Cannabis websites might have prematurely celebrated a small win in the battle against the War on Drugs recently. On Feb. 25, Emily Gray Brosious of Extract reported on an intriguing discussion in the cannabis subreddit /r/trees. Redditors were discussing D.A.R.E. (Drug Abuse Resistance Education), which appeared to be softening its position on cannabis as a supposed "gateway drug."
Marijuana is one of the most common drugs mentioned in the "gateway drug theory," which suggests that experimenting with softer drugs like marijuana leads people to abusing harder drugs like heroin. But current research suggests that cannabis might be an "exit drug" that helps opioid abusers combat addiction.

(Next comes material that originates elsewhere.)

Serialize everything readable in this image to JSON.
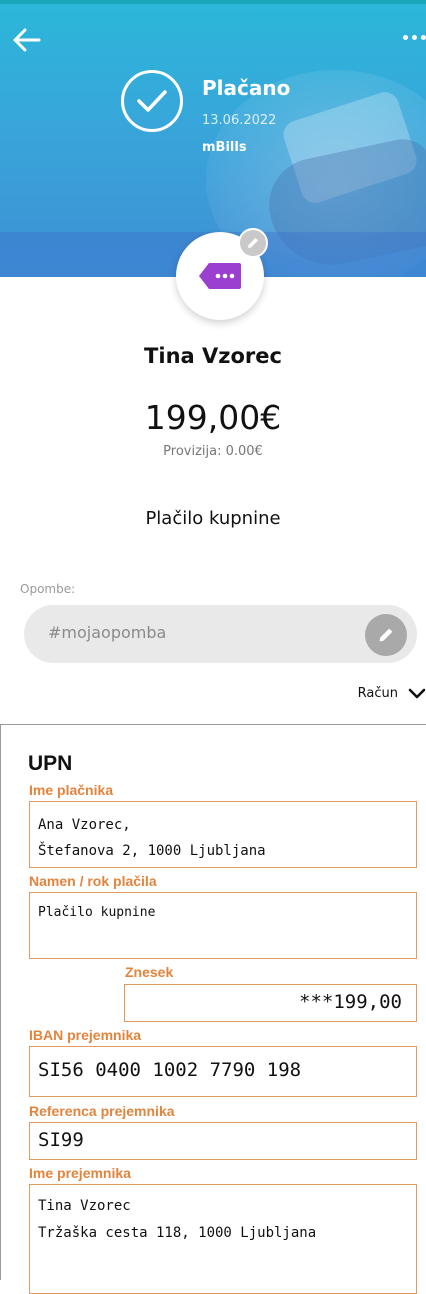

So when Redditors saw that marijuana wasn't mentioned on D.A.R.E.'s list of gateways, they assumed the group had quietly conceded the point.
Not so, according to D.A.R.E. When the group learned of the story, they posted the following statement on their website:
"Some pro-drug websites are promulgating misinformation claiming Drug Abuse Resistance Education program (D.A.R.E.), one of the largest anti-drug groups in the world, no longer lists marijuana as a so-called 'gateway drug'. The misinformation, attributed to Emily Grey or 'Monterey Bub' depending upon the website referenced, cannot pass without response.
"Had nominal research been conducted by the author(s) substantial reference on the D.A.R.E. website would have been found in support of D.A.R.E.'s position that marijuana is both an illegal and harmful drug to the youth of this nation. The author(s) would have had justification to instead state; D.A.R.E. considers marijuana to be a dangerous drug for youth of the United States and the world!"
For the record, Civilized also considers marijuana a harmful substance for youth. So do pro-legalization political figures such as Canadian Prime Minister Justin Trudeau and former U.N. Secretary General Kofi Annan. But that's not what this story is about. The story is about whether or not D.A.R.E. had changed its position on marijuana being a "gateway drug," and the group's response didn't actually clarify that issue.
D.A.R.E. says it never had a list of 'gateway substances'
So on Feb. 29, we reached out to D.A.R.E. for clarification. But that only made things murkier. Francisco X. Pegueros - President and CEO of D.A.R.E. America - told Civilized, "We've never had a list of gateway substances."
"Our curriculum does start off with substances such as tobacco, marijuana and alcohol. But it's geared more specifically to teaching a good decision model, not so much on the relative harms of various substances," he added. "There's no place in the curriculum where those substances are identified as gateway substances. I don't recall the term 'gateway drugs' ever being used in the curriculum. And that goes back to the original curriculum in 1983."
When asked about the page on D.A.R.E.'s website that defined gateway drugs, Pegueros said it might be a repost from the DEA or another site, but he wasn't sure - except that he was certain it wasn't written by his organization.
"I can't tell you if that was a repost from another organization....I've been involved with D.A.R.E. since 1984. I don't remember the organization ever identifying specific drugs as gateway substances."
So we sent Pegueros a link to the page in question and asked for comment. He hasn't responded, and the page has since become unavailable. But we have a screen capture from the page that was still on their site earlier in the week: